▶ **Problem**:
Would you copy each line of the records that includes the word "Launch"?

▶ **Records from a data collection**:
»»
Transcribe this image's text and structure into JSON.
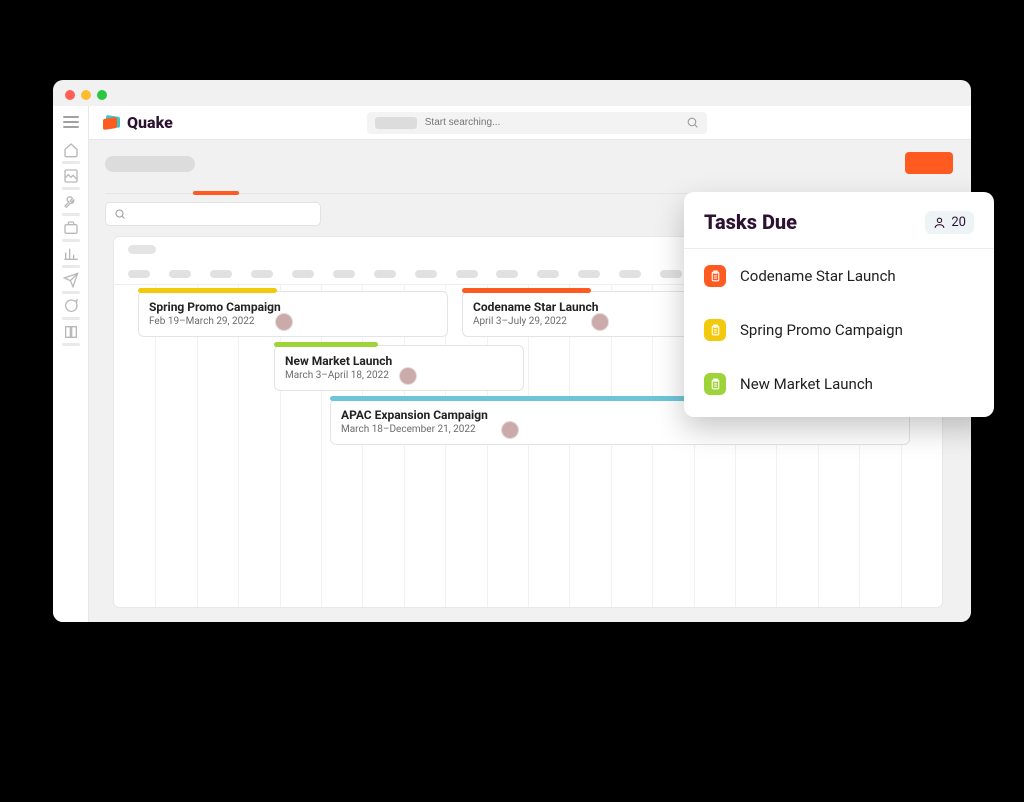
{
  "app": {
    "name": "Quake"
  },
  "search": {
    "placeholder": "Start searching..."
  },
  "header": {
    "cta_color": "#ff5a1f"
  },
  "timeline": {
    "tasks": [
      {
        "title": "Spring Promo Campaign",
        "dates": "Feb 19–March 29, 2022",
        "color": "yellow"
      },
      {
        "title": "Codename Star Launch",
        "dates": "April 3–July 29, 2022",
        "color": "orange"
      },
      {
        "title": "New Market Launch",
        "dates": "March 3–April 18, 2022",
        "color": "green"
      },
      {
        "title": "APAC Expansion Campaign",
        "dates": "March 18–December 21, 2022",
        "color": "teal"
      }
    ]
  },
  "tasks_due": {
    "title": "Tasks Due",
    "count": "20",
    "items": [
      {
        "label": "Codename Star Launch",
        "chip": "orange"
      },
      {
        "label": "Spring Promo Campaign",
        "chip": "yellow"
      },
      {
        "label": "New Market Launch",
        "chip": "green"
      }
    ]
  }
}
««
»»
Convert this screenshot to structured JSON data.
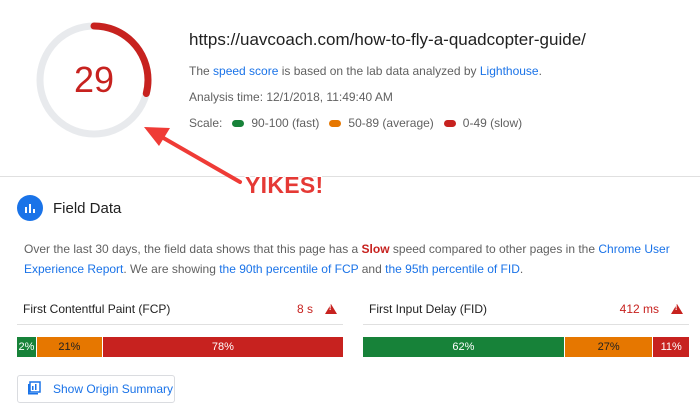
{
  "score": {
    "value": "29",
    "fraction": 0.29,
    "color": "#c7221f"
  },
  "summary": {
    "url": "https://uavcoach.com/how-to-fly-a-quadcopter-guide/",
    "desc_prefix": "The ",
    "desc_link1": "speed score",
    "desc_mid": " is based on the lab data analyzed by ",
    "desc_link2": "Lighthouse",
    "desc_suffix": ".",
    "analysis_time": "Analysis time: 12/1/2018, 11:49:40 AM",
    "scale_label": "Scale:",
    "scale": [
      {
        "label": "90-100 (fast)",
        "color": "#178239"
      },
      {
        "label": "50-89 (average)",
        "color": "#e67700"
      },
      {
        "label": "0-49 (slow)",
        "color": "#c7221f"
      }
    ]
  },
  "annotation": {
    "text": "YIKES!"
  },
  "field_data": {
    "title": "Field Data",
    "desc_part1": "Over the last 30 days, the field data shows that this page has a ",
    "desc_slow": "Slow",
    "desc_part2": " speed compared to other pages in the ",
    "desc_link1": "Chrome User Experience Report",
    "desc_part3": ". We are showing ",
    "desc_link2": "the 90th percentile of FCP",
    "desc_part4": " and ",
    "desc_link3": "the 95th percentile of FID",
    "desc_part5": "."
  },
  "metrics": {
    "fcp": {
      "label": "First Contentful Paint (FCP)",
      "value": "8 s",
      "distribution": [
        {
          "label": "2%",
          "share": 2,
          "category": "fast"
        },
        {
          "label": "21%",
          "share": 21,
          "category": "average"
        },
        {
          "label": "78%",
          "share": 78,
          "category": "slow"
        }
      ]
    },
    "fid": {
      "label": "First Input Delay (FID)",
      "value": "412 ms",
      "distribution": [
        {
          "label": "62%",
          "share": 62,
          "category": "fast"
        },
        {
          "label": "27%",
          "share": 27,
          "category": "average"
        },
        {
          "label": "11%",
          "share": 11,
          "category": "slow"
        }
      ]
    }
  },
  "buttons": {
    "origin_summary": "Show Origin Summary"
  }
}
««
▶ **Solution to this task**:
        "title": "Codename Star Launch",
        "title": "New Market Launch",
        "label": "Codename Star Launch",
        "label": "New Market Launch",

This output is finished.